During San Diego Comic Con, three DC Icon authors — Leigh Bardugo (Wonder Woman: War Bringer), Marie Lu (Batman: Nightwalker), and Matt de la Peña (the upcoming Superman novel), with moderator Maryelizabeth Yturralde, — spoke about their work and their love of the characters.
In a joking manner, Maryelizabeth asked Marie Lu about Nightwing making an appearance in the books and she responded with, “That would have been the first thing I would have wanted to add, but he would have been a baby, when Bruce was 18.” To which Leigh added, “That’s a very sitcom-y version of Batman when he’s, like, a teenager with a little baby Nightwing to take care of, ‘you’re going to grow up to brood just like daddy.'”
With that as the starting point, the questions officially began:
What connects you with these characters? What brought you to do these works and how does it feel to write about them at that stage in their lives, which is when they are teens?
Matt de la Peña: So I got to do Superman and, when I was first presented the idea it was kind of overwhelming because you feel like ‘wow you have that imposter syndrome, how can I add to this iconic character?’ But then you start to think about what you do in your other work and how you can apply it to the superhero, and for me, you know one of the most interesting things happening right now is the conversations centering around immigration, and I was like ‘wow, Superman, the ultimate immigrant’ so, that kind of informed what I can do with the character. And of course we’re writing YA novels, and we’ve been doing this for a while, so we bring the things we’ve been doing in our other work to the superhero, coming of age story, part of their character. It’s been a kind of crazy, overwhelming experience for me.
Leigh Bardugo: The way I found out about it was, my agent got this very vague email from Random House that was like ‘We’re doing a thing with some DC characters, would Leigh be interested?’ and I was like ‘If it’s Wonder Woman yes, if anybody else no’ and I think that’s because a lot of kids grew up on Wonder Woman, really more, less the comics and Super Friends, and Linda Carter and making construction paper bracelets and twirling around in my driveway and, I did actually read a lot of comics and it wasn’t until I hit puberty that I stopped being interested in the comics that I had been reading and I moved away from superheroes, and over to things like Dark Horse and Vertigo, and I think it’s because I got boobs and was like ‘gravity don’t work that way’ and I was like ‘I don’t understand that bustier, I have enough trouble going to the beach without putting a t-shirt on’. So I think for me, my experience with Wonder Woman was loving her, falling out of love with her and then falling back in love with her as an adult and beginning to understand really what she represents, and falling in love with the new different kinds of representations and coming back to her through Rucka and not his most recent run, and, I never pronounce this word right, Hecatiya? Hecataya? Anyway, so she means a lot to me, she means a lot to lot of people and I think it’s because she’s not just strong, she’s kind, and we live in a world that could use a little more compassion, with all that strength, so it was a real pleasure to write her.’
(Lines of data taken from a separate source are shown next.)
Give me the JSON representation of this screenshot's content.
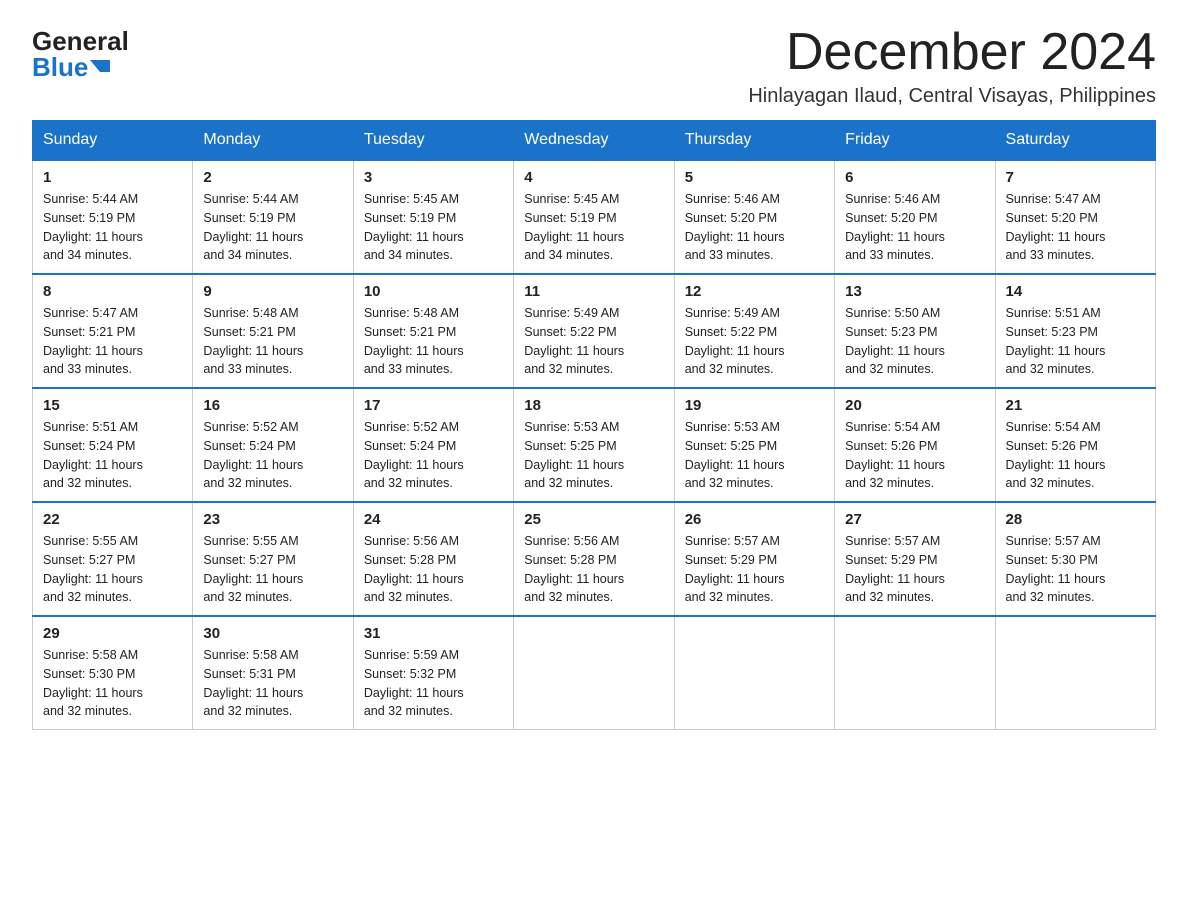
{
  "logo": {
    "general": "General",
    "blue": "Blue"
  },
  "title": "December 2024",
  "subtitle": "Hinlayagan Ilaud, Central Visayas, Philippines",
  "days_of_week": [
    "Sunday",
    "Monday",
    "Tuesday",
    "Wednesday",
    "Thursday",
    "Friday",
    "Saturday"
  ],
  "weeks": [
    [
      {
        "day": "1",
        "sunrise": "5:44 AM",
        "sunset": "5:19 PM",
        "daylight": "11 hours and 34 minutes."
      },
      {
        "day": "2",
        "sunrise": "5:44 AM",
        "sunset": "5:19 PM",
        "daylight": "11 hours and 34 minutes."
      },
      {
        "day": "3",
        "sunrise": "5:45 AM",
        "sunset": "5:19 PM",
        "daylight": "11 hours and 34 minutes."
      },
      {
        "day": "4",
        "sunrise": "5:45 AM",
        "sunset": "5:19 PM",
        "daylight": "11 hours and 34 minutes."
      },
      {
        "day": "5",
        "sunrise": "5:46 AM",
        "sunset": "5:20 PM",
        "daylight": "11 hours and 33 minutes."
      },
      {
        "day": "6",
        "sunrise": "5:46 AM",
        "sunset": "5:20 PM",
        "daylight": "11 hours and 33 minutes."
      },
      {
        "day": "7",
        "sunrise": "5:47 AM",
        "sunset": "5:20 PM",
        "daylight": "11 hours and 33 minutes."
      }
    ],
    [
      {
        "day": "8",
        "sunrise": "5:47 AM",
        "sunset": "5:21 PM",
        "daylight": "11 hours and 33 minutes."
      },
      {
        "day": "9",
        "sunrise": "5:48 AM",
        "sunset": "5:21 PM",
        "daylight": "11 hours and 33 minutes."
      },
      {
        "day": "10",
        "sunrise": "5:48 AM",
        "sunset": "5:21 PM",
        "daylight": "11 hours and 33 minutes."
      },
      {
        "day": "11",
        "sunrise": "5:49 AM",
        "sunset": "5:22 PM",
        "daylight": "11 hours and 32 minutes."
      },
      {
        "day": "12",
        "sunrise": "5:49 AM",
        "sunset": "5:22 PM",
        "daylight": "11 hours and 32 minutes."
      },
      {
        "day": "13",
        "sunrise": "5:50 AM",
        "sunset": "5:23 PM",
        "daylight": "11 hours and 32 minutes."
      },
      {
        "day": "14",
        "sunrise": "5:51 AM",
        "sunset": "5:23 PM",
        "daylight": "11 hours and 32 minutes."
      }
    ],
    [
      {
        "day": "15",
        "sunrise": "5:51 AM",
        "sunset": "5:24 PM",
        "daylight": "11 hours and 32 minutes."
      },
      {
        "day": "16",
        "sunrise": "5:52 AM",
        "sunset": "5:24 PM",
        "daylight": "11 hours and 32 minutes."
      },
      {
        "day": "17",
        "sunrise": "5:52 AM",
        "sunset": "5:24 PM",
        "daylight": "11 hours and 32 minutes."
      },
      {
        "day": "18",
        "sunrise": "5:53 AM",
        "sunset": "5:25 PM",
        "daylight": "11 hours and 32 minutes."
      },
      {
        "day": "19",
        "sunrise": "5:53 AM",
        "sunset": "5:25 PM",
        "daylight": "11 hours and 32 minutes."
      },
      {
        "day": "20",
        "sunrise": "5:54 AM",
        "sunset": "5:26 PM",
        "daylight": "11 hours and 32 minutes."
      },
      {
        "day": "21",
        "sunrise": "5:54 AM",
        "sunset": "5:26 PM",
        "daylight": "11 hours and 32 minutes."
      }
    ],
    [
      {
        "day": "22",
        "sunrise": "5:55 AM",
        "sunset": "5:27 PM",
        "daylight": "11 hours and 32 minutes."
      },
      {
        "day": "23",
        "sunrise": "5:55 AM",
        "sunset": "5:27 PM",
        "daylight": "11 hours and 32 minutes."
      },
      {
        "day": "24",
        "sunrise": "5:56 AM",
        "sunset": "5:28 PM",
        "daylight": "11 hours and 32 minutes."
      },
      {
        "day": "25",
        "sunrise": "5:56 AM",
        "sunset": "5:28 PM",
        "daylight": "11 hours and 32 minutes."
      },
      {
        "day": "26",
        "sunrise": "5:57 AM",
        "sunset": "5:29 PM",
        "daylight": "11 hours and 32 minutes."
      },
      {
        "day": "27",
        "sunrise": "5:57 AM",
        "sunset": "5:29 PM",
        "daylight": "11 hours and 32 minutes."
      },
      {
        "day": "28",
        "sunrise": "5:57 AM",
        "sunset": "5:30 PM",
        "daylight": "11 hours and 32 minutes."
      }
    ],
    [
      {
        "day": "29",
        "sunrise": "5:58 AM",
        "sunset": "5:30 PM",
        "daylight": "11 hours and 32 minutes."
      },
      {
        "day": "30",
        "sunrise": "5:58 AM",
        "sunset": "5:31 PM",
        "daylight": "11 hours and 32 minutes."
      },
      {
        "day": "31",
        "sunrise": "5:59 AM",
        "sunset": "5:32 PM",
        "daylight": "11 hours and 32 minutes."
      },
      null,
      null,
      null,
      null
    ]
  ],
  "labels": {
    "sunrise": "Sunrise:",
    "sunset": "Sunset:",
    "daylight": "Daylight:"
  }
}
Marie Lu: I think Batman was the very first superhero that I knew anything I knew anything about. My first exposure to him was through Batman the Animated Series, which I liked watching to the ground as a kid, and he wasn’t just the first superhero I knew, he was the first nuanced character I kind of was introduced to, this character that was of, being tempted to the dark side, you could totally see that happening, and I’ve always been drawn to that grey area of characters, and like Matt was saying, we try to bring what we have in our own work to these characters, and I thought that would be a really interesting and fun challenge to do with Batman. I remember when my agent first emailed me about this project, I didn’t even read the attachment that came with it, because that actually had the actual superheroes you could choose from, and I was like ‘Yes! what are we doing?’ she was like ‘read the attachment’. So it’s been a privilege and an honor to be able to explore this area of Bruce’s life that is kind of a black hole. We don’t know anything about Bruce as a teenager. So it’s been interesting to explore.’ …
To continue the panel, you can watch the complete Panel on the Penguin Random House channel below